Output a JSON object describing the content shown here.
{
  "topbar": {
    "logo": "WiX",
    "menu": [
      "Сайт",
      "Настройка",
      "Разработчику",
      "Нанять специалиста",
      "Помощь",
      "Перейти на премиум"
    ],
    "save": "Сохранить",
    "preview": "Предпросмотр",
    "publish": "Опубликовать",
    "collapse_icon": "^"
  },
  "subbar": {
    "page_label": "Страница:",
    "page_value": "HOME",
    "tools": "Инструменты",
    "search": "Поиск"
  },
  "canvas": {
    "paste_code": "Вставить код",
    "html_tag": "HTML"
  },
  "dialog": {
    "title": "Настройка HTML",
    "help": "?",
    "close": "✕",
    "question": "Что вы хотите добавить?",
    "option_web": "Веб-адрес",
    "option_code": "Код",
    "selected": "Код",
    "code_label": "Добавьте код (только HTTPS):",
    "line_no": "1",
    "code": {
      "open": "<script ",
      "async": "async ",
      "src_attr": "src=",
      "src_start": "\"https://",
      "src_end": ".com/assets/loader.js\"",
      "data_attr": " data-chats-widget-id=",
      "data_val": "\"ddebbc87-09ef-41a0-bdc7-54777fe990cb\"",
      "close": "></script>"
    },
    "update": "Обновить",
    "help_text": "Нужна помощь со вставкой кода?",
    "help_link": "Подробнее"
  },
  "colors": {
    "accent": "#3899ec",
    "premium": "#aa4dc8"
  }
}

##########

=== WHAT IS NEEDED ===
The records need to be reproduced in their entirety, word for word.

=== OUTPUT OF THE EXERCISE ===
Output a JSON object describing the content shown here.
{
  "topbar": {
    "logo": "WiX",
    "menu": [
      "Сайт",
      "Настройка",
      "Разработчику",
      "Нанять специалиста",
      "Помощь",
      "Перейти на премиум"
    ],
    "save": "Сохранить",
    "preview": "Предпросмотр",
    "publish": "Опубликовать",
    "collapse_icon": "^"
  },
  "subbar": {
    "page_label": "Страница:",
    "page_value": "HOME",
    "tools": "Инструменты",
    "search": "Поиск"
  },
  "canvas": {
    "paste_code": "Вставить код",
    "html_tag": "HTML"
  },
  "dialog": {
    "title": "Настройка HTML",
    "help": "?",
    "close": "✕",
    "question": "Что вы хотите добавить?",
    "option_web": "Веб-адрес",
    "option_code": "Код",
    "selected": "Код",
    "code_label": "Добавьте код (только HTTPS):",
    "line_no": "1",
    "code": {
      "open": "<script ",
      "async": "async ",
      "src_attr": "src=",
      "src_start": "\"https://",
      "src_end": ".com/assets/loader.js\"",
      "data_attr": " data-chats-widget-id=",
      "data_val": "\"ddebbc87-09ef-41a0-bdc7-54777fe990cb\"",
      "close": "></script>"
    },
    "update": "Обновить",
    "help_text": "Нужна помощь со вставкой кода?",
    "help_link": "Подробнее"
  },
  "colors": {
    "accent": "#3899ec",
    "premium": "#aa4dc8"
  }
}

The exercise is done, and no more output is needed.